* _YOUR GOAL_
I need the number of lines in the listing below that contain "павильона", and only that number.

-.-.-

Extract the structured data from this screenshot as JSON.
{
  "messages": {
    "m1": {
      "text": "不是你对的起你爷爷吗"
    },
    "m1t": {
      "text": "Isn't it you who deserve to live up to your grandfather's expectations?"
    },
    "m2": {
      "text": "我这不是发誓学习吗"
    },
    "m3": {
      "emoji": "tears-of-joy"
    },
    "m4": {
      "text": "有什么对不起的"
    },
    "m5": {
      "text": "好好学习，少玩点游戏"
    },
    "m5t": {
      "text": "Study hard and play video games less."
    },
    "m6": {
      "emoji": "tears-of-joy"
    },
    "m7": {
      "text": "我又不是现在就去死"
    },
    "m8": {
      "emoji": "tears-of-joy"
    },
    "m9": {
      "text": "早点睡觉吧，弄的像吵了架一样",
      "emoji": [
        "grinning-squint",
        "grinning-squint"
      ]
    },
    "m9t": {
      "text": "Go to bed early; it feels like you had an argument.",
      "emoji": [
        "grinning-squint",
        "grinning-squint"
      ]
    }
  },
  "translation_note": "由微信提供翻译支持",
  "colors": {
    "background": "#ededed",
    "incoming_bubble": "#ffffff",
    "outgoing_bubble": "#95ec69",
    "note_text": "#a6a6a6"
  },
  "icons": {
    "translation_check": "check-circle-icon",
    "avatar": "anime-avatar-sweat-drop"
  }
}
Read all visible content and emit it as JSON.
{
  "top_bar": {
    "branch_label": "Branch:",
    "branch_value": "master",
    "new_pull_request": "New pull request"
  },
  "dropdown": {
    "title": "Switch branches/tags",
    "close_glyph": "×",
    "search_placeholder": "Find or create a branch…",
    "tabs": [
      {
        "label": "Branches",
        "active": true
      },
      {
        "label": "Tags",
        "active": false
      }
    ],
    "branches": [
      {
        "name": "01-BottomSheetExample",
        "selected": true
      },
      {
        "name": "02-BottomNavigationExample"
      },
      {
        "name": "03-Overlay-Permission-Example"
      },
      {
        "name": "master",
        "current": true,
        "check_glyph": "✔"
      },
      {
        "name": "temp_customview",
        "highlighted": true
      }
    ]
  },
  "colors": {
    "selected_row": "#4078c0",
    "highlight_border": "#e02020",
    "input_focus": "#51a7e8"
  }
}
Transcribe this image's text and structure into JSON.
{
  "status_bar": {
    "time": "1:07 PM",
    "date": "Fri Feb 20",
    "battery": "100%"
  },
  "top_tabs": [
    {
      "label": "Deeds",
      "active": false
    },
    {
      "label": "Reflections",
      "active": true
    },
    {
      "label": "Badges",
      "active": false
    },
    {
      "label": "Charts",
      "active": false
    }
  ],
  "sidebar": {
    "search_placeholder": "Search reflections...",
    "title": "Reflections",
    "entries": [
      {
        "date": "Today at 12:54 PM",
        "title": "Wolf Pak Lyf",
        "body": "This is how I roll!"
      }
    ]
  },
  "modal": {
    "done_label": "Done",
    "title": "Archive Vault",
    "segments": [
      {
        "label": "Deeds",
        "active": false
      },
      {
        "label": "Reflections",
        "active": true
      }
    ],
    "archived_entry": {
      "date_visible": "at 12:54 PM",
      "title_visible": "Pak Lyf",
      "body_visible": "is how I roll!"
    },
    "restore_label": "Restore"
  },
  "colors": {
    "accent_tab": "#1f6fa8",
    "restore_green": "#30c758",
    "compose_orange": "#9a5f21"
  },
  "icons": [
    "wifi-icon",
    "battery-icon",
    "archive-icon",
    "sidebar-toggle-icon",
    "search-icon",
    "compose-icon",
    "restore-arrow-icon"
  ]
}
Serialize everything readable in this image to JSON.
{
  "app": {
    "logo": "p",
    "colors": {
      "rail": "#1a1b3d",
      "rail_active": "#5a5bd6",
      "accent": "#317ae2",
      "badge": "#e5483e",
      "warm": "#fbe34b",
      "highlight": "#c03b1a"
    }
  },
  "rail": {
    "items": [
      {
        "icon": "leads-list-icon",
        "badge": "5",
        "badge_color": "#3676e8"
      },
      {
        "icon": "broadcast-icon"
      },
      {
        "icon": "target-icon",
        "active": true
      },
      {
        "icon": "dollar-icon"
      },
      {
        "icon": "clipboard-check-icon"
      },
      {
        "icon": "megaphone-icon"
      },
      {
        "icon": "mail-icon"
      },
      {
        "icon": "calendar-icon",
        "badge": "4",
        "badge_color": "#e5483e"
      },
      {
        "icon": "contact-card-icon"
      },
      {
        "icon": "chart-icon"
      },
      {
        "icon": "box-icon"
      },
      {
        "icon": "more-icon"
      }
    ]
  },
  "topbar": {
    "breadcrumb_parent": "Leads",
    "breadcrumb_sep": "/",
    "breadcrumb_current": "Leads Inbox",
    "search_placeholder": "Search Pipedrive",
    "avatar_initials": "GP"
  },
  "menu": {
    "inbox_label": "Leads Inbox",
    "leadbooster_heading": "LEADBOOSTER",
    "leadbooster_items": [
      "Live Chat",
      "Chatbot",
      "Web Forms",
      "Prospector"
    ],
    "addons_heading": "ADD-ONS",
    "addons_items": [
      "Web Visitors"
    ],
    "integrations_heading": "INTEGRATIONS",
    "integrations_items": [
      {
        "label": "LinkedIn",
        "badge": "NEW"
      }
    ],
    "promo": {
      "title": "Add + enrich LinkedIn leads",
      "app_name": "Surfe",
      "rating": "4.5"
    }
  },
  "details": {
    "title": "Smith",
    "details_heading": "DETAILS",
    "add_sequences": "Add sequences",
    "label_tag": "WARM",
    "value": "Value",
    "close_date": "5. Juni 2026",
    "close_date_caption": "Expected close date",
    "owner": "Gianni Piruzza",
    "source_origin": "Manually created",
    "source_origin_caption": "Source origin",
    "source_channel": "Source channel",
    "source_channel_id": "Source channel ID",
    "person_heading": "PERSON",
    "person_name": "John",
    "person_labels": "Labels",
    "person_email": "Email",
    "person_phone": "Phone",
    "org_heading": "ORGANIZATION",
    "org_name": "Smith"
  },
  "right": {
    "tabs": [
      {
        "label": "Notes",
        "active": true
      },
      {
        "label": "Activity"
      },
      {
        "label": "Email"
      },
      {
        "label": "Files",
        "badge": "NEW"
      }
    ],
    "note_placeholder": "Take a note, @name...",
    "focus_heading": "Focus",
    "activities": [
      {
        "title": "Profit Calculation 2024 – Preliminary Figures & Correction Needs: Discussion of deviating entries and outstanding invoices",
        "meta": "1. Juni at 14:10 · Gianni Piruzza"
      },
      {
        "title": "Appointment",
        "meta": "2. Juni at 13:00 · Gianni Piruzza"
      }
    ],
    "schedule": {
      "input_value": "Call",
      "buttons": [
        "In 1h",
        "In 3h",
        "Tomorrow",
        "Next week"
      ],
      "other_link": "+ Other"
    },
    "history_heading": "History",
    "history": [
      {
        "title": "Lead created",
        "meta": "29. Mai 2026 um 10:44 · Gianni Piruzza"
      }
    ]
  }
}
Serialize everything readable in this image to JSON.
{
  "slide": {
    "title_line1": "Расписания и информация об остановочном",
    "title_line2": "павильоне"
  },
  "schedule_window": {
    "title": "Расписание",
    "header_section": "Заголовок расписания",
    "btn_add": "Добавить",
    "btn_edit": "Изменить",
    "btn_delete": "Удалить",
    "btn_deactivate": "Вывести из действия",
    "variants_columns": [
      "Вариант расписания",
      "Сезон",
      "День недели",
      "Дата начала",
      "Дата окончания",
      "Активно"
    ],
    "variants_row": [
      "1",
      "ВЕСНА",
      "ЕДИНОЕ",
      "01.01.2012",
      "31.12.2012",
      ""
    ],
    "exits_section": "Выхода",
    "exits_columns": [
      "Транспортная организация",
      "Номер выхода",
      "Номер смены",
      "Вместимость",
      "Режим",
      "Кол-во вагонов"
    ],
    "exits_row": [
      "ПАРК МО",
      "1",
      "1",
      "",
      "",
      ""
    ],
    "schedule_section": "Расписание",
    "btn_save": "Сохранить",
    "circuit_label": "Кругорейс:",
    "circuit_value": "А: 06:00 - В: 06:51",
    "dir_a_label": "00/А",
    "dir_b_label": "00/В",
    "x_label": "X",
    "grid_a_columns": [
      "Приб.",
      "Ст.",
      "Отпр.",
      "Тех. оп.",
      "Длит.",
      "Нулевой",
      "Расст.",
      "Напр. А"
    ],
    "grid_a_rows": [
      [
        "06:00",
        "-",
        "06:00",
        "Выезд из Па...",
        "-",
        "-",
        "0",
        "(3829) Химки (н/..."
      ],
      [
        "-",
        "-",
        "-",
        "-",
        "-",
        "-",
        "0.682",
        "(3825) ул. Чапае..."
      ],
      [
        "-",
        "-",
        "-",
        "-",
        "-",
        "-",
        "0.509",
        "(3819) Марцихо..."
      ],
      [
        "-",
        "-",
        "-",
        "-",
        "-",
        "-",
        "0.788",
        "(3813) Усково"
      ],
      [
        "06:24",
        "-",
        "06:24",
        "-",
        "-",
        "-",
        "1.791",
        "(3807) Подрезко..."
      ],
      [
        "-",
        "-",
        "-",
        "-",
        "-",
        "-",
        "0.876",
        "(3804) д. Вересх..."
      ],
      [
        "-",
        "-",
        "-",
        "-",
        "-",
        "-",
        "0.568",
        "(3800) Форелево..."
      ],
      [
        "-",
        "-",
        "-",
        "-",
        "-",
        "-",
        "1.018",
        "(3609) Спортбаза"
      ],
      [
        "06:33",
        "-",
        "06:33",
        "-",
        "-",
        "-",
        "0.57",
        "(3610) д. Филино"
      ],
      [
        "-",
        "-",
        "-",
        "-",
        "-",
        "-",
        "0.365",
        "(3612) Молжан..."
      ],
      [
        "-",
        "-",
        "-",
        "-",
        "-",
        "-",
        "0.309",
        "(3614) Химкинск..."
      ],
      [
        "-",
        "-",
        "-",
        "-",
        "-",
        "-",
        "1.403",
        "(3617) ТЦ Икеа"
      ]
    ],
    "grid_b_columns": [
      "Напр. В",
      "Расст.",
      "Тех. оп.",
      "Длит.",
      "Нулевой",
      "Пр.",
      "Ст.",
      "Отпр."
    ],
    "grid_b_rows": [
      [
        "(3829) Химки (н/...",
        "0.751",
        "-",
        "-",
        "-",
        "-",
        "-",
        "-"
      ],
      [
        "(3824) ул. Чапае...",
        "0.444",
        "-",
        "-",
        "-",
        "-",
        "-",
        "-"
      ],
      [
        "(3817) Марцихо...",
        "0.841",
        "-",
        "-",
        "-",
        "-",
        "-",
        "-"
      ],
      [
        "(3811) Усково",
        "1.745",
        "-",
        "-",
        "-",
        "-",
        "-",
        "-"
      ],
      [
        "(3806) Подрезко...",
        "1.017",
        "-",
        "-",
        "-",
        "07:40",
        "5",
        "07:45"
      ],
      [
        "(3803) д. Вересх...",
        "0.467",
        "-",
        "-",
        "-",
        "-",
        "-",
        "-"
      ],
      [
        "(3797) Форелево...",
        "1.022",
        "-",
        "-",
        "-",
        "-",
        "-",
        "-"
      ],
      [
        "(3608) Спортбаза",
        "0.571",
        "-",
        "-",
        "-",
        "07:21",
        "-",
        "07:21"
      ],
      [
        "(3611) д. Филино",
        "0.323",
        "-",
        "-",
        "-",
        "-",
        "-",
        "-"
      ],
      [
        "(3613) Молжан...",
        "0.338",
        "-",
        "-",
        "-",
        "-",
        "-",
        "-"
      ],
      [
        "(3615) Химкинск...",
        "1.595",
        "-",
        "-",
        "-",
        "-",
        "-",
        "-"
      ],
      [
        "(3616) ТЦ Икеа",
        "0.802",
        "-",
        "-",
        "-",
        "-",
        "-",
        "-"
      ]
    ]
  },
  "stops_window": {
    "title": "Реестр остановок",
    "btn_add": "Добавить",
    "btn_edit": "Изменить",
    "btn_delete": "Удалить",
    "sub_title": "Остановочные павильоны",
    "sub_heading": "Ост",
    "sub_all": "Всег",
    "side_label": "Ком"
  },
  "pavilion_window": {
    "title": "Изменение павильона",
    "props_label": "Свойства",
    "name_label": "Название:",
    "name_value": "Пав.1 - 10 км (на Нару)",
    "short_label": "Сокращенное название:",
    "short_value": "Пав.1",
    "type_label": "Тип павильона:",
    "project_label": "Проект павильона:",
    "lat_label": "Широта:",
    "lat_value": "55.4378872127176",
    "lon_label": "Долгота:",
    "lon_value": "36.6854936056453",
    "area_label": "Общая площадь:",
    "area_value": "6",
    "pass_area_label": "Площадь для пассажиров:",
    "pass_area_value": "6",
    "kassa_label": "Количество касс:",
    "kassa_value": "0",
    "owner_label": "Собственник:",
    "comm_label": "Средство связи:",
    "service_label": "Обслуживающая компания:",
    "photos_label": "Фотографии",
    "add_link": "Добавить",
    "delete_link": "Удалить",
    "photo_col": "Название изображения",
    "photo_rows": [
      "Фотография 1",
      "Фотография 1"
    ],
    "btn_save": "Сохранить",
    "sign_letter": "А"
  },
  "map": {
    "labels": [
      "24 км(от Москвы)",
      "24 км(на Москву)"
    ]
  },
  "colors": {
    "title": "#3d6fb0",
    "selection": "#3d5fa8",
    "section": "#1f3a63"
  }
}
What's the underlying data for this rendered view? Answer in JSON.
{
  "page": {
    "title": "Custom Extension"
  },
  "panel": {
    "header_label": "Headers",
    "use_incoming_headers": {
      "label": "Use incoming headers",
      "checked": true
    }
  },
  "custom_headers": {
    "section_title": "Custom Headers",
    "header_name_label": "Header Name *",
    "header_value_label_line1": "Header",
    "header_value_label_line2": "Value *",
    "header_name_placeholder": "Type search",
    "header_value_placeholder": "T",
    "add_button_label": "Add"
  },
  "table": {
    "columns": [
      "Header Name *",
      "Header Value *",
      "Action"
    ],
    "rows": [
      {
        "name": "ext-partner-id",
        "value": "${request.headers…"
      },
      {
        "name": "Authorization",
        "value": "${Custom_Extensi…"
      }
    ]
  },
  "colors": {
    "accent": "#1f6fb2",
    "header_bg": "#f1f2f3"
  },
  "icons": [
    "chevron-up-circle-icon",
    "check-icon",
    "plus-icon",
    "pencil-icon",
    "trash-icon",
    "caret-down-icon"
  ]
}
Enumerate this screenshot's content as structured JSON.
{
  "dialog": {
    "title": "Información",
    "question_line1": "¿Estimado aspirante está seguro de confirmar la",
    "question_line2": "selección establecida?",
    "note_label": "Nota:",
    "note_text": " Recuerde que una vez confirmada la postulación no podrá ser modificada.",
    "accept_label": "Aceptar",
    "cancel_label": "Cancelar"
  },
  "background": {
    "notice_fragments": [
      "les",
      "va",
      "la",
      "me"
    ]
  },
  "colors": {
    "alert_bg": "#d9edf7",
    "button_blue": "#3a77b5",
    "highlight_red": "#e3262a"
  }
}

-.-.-

* _ANSWER BOX_
3